* _WHAT IS EXPECTED_
Return every record exactly as it appears. Leave nothing out.

* _MATERIAL SUPPLIED_
^^^^^^^^

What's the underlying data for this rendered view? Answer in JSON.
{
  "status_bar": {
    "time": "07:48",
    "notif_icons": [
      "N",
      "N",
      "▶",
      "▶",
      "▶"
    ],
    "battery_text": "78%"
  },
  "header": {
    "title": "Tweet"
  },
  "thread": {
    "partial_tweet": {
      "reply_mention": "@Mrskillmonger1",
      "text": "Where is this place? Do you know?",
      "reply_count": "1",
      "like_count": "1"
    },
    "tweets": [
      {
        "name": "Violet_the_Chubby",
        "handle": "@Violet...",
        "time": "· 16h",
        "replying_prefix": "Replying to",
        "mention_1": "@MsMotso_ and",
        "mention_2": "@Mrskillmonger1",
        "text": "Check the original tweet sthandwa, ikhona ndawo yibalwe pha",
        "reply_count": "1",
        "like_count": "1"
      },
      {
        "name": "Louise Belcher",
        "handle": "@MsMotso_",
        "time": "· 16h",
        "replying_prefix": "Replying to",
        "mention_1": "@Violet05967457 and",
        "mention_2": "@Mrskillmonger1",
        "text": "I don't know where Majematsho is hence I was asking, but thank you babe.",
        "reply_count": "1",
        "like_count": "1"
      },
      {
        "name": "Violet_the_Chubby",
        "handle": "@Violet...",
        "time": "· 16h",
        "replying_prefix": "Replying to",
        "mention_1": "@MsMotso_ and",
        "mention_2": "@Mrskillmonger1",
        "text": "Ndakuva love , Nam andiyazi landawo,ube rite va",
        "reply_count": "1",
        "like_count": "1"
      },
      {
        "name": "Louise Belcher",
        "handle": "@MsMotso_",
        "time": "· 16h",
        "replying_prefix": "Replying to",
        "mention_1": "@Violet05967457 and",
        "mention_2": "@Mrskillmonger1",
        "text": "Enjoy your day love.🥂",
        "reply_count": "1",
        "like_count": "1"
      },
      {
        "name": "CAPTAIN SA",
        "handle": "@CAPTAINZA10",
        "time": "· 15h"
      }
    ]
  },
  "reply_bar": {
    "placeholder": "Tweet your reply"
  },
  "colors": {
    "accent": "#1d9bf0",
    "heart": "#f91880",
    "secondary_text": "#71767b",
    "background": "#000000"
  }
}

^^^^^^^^

* _YOUR SOLUTION_
What's the underlying data for this rendered view? Answer in JSON.
{
  "status_bar": {
    "time": "07:48",
    "notif_icons": [
      "N",
      "N",
      "▶",
      "▶",
      "▶"
    ],
    "battery_text": "78%"
  },
  "header": {
    "title": "Tweet"
  },
  "thread": {
    "partial_tweet": {
      "reply_mention": "@Mrskillmonger1",
      "text": "Where is this place? Do you know?",
      "reply_count": "1",
      "like_count": "1"
    },
    "tweets": [
      {
        "name": "Violet_the_Chubby",
        "handle": "@Violet...",
        "time": "· 16h",
        "replying_prefix": "Replying to",
        "mention_1": "@MsMotso_ and",
        "mention_2": "@Mrskillmonger1",
        "text": "Check the original tweet sthandwa, ikhona ndawo yibalwe pha",
        "reply_count": "1",
        "like_count": "1"
      },
      {
        "name": "Louise Belcher",
        "handle": "@MsMotso_",
        "time": "· 16h",
        "replying_prefix": "Replying to",
        "mention_1": "@Violet05967457 and",
        "mention_2": "@Mrskillmonger1",
        "text": "I don't know where Majematsho is hence I was asking, but thank you babe.",
        "reply_count": "1",
        "like_count": "1"
      },
      {
        "name": "Violet_the_Chubby",
        "handle": "@Violet...",
        "time": "· 16h",
        "replying_prefix": "Replying to",
        "mention_1": "@MsMotso_ and",
        "mention_2": "@Mrskillmonger1",
        "text": "Ndakuva love , Nam andiyazi landawo,ube rite va",
        "reply_count": "1",
        "like_count": "1"
      },
      {
        "name": "Louise Belcher",
        "handle": "@MsMotso_",
        "time": "· 16h",
        "replying_prefix": "Replying to",
        "mention_1": "@Violet05967457 and",
        "mention_2": "@Mrskillmonger1",
        "text": "Enjoy your day love.🥂",
        "reply_count": "1",
        "like_count": "1"
      },
      {
        "name": "CAPTAIN SA",
        "handle": "@CAPTAINZA10",
        "time": "· 15h"
      }
    ]
  },
  "reply_bar": {
    "placeholder": "Tweet your reply"
  },
  "colors": {
    "accent": "#1d9bf0",
    "heart": "#f91880",
    "secondary_text": "#71767b",
    "background": "#000000"
  }
}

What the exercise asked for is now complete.